Muammar Gaddafi
Muammar Gaddafi gestures as he speaks at a Tripoli hotel in this still image from a video

Muammar Gaddafi is back in the spotlight, calling on Libyans to take to the streets and wage a campaign of civil disobedience against the country's new leaders, and shows he after all approves of revolution, just when they are not against him, that is.

Gaddafi, as usual, criticised his arch enemies form the National Transitional Council, a group of politicians which have assumed leadership of the country since his ousting by the rebel-led forces.

Insisting the new leaders were not legitimate as they were neither nominated nor elected, by the Libyan people, the Colonel called on his countrymen to"go out in new million-man marches in all cities and villages and oases."

"Be courageous, rise up, go out in the streets," he said. "Raise the green flag in the skies ... the conditions in Libya are unbearable."

The freedom fighter, as he calls himself, that first took power more than 40 years ago is then back it seems, shame he did not appreciate the value and importance of the revolutionaries that took to the streets to protest against his regime's oppression a few months ago.

Gaddafi's appeal was made in a poor quality audio recording and it was not possible to verify his identity, but it was broadcast on Syrian-based Al-Rai TV, which has become the mouthpiece of his anti NTC propaganda.

The former leader has made several speeches on Al-Raiand tried to rally his supporters, as troops loyal to him are still waging fierce resistance in Sirte, and Bani Walid southeast of Tripoli and pockets in the south.

Gaddafi was last heard on Sept. 20 calling the revolution a "charade gaining its legitimacy through airstrikes."

Since disappearing the former Libyan leader has called on Libyans to rebel against the transitional government and NATO several times.

Just a few weeks ago he called on his loyalists to sacrifice themselves for the nation and free Libya of 'the rats', a term he uses to describe the NATO and NTC forces.

While insisting he is still fighting and still in the country, Gaddafi only communicate by audio messages for fear of being located and captured. He is not on the front line and while his appeals sound somehow a bit desperate, he still has an important amount of followers.

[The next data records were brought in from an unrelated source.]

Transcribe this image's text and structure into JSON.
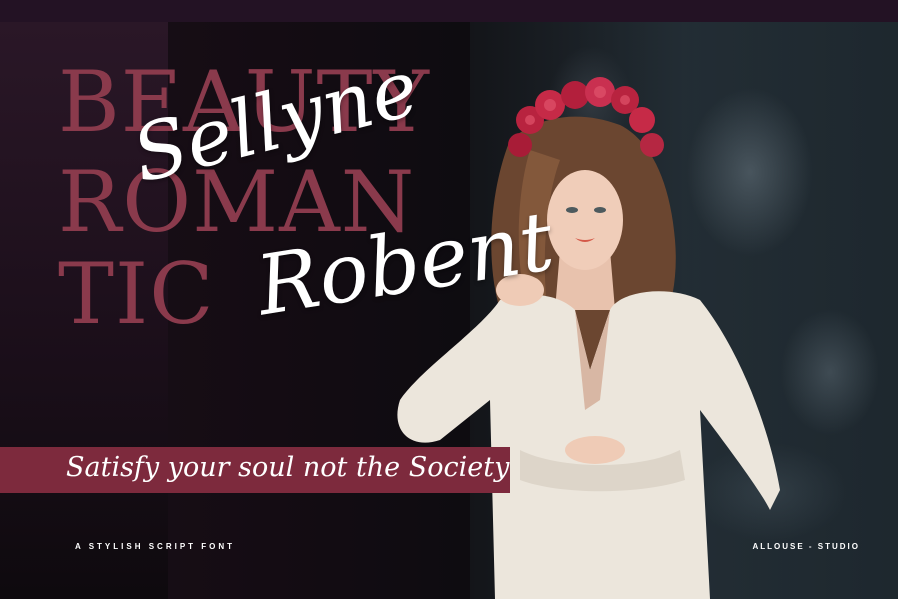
{
  "background_words": [
    "BEAUTY",
    "ROMAN",
    "TIC"
  ],
  "script_title": {
    "line1": "Sellyne",
    "line2": "Robent"
  },
  "tagline": "Satisfy your soul not the Society",
  "footer": {
    "left": "A STYLISH SCRIPT FONT",
    "right": "ALLOUSE - STUDIO"
  },
  "colors": {
    "accent": "#7d2a3d",
    "bg_text": "#8a3a4c",
    "title": "#ffffff"
  }
}
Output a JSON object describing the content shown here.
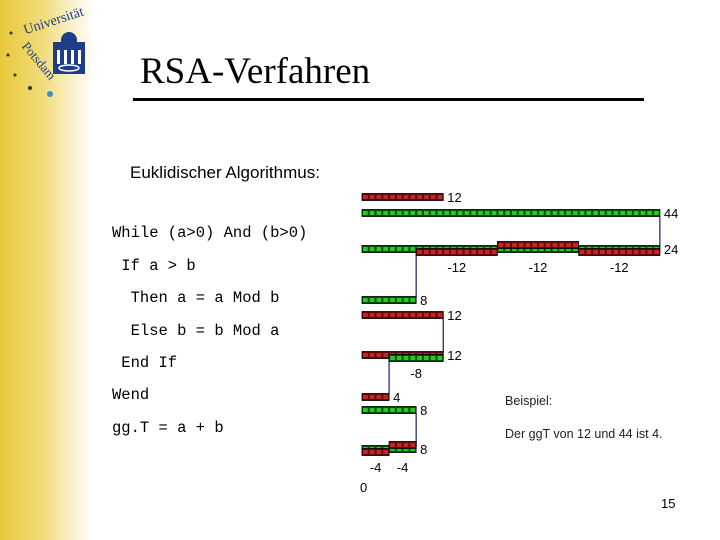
{
  "logo": {
    "text_top": "Universität",
    "text_side": "Potsdam",
    "colors": {
      "building": "#1f3c88",
      "dot": "#3a8fc8"
    }
  },
  "slide": {
    "title": "RSA-Verfahren",
    "subtitle": "Euklidischer Algorithmus:",
    "code_lines": [
      "While (a>0) And (b>0)",
      " If a > b",
      "  Then a = a Mod b",
      "  Else b = b Mod a",
      " End If",
      "Wend",
      "gg.T = a + b"
    ],
    "example_label": "Beispiel:",
    "example_text": "Der ggT von 12 und 44 ist 4.",
    "page_number": "15"
  },
  "diagram": {
    "colors": {
      "a": "#cc2222",
      "b": "#22cc22"
    },
    "rows": [
      {
        "bars": [
          {
            "color": "a",
            "start": 0,
            "length": 12
          }
        ],
        "label": "12"
      },
      {
        "bars": [
          {
            "color": "b",
            "start": 0,
            "length": 44
          }
        ],
        "label": "44"
      },
      {
        "bars": [
          {
            "color": "b",
            "start": 0,
            "length": 44
          },
          {
            "color": "a",
            "start": 8,
            "length": 12,
            "shift": "down"
          },
          {
            "color": "a",
            "start": 20,
            "length": 12,
            "shift": "up"
          },
          {
            "color": "a",
            "start": 32,
            "length": 12,
            "shift": "down"
          }
        ],
        "label": "24",
        "sub_labels": [
          {
            "at": 14,
            "text": "-12"
          },
          {
            "at": 26,
            "text": "-12"
          },
          {
            "at": 38,
            "text": "-12"
          }
        ]
      },
      {
        "bars": [
          {
            "color": "b",
            "start": 0,
            "length": 8
          }
        ],
        "label": "8"
      },
      {
        "bars": [
          {
            "color": "a",
            "start": 0,
            "length": 12
          }
        ],
        "label": "12"
      },
      {
        "bars": [
          {
            "color": "a",
            "start": 0,
            "length": 12
          },
          {
            "color": "b",
            "start": 4,
            "length": 8,
            "shift": "down"
          }
        ],
        "label": "12",
        "sub_labels": [
          {
            "at": 8,
            "text": "-8"
          }
        ]
      },
      {
        "bars": [
          {
            "color": "a",
            "start": 0,
            "length": 4
          }
        ],
        "label": "4"
      },
      {
        "bars": [
          {
            "color": "b",
            "start": 0,
            "length": 8
          }
        ],
        "label": "8"
      },
      {
        "bars": [
          {
            "color": "b",
            "start": 0,
            "length": 8
          },
          {
            "color": "a",
            "start": 0,
            "length": 4,
            "shift": "down"
          },
          {
            "color": "a",
            "start": 4,
            "length": 4,
            "shift": "up"
          }
        ],
        "label": "8",
        "sub_labels": [
          {
            "at": 2,
            "text": "-4"
          },
          {
            "at": 6,
            "text": "-4"
          }
        ]
      }
    ],
    "connectors": [
      {
        "at": 44,
        "from_row": 1,
        "to_row": 2
      },
      {
        "at": 8,
        "from_row": 2,
        "to_row": 3
      },
      {
        "at": 12,
        "from_row": 4,
        "to_row": 5
      },
      {
        "at": 4,
        "from_row": 5,
        "to_row": 6
      },
      {
        "at": 8,
        "from_row": 7,
        "to_row": 8
      }
    ],
    "zero_label": "0"
  }
}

The transitional government fighters are now struggling to take the lasts of Gaddafi's stronghold and have been trying to take control of Sirte, the colonel's birthplace for a few weeks.

Sirte, 250 miles (400 kilometres) southeast of Tripoli, is the largest of the pro-Gadhafi cities that are still holding out against Libya's new rulers, and pro-Gaddafi forces have put up a fierce resistance, with the two sides trading artillery, tank and mortar shelling.

As usual civilians were the first to be caught in the conflict and hundreds of families decided to leave to escape the violence, resigning themselves to set up camp just outside of the city. Some 18,000 people living in camps in that area had received aid this week from the ICRC, it has also been reported.

Reports say the Gaddafi forces have now taken over the main hospital, using it as their new headquarters.

For those still in the city, the next few days or maybe even weeks could prove arduous both emotionally and physically.

Hospitals are running out of space, staff, material and medicines, and wounded are often left to agonise for hours.

Recent reports from civilians escaping the city also indicated some hospitals only accept to take in Gaddafi forces, but have not been independently verified.

Civilians are also reportedly becoming angry at the rebel and NATO as they say, by the time the assault on Sirte is over, they will be left with an empty and destroyed city.

However the Alliance has announced Thursday, October 7 that the bombing campaign in Libya will continue until armed resistance from Gaddafi forces ceases.

Despite the anger civilians can have against the NTC, Gaddafi's calls for a revolution are provocative since the conflict started after his troops fired live ammunition at peaceful protesters demanding new reforms. Perhaps the most intriguing aspect of the conflict however is how the pro-Gaddafi forces can still continue to fight if the former regime has collapsed. With Gaddafi and his men out of the picture it would be interesting to know who provide the 'Gaddafi loyalists' with ammunitions, salaries and food.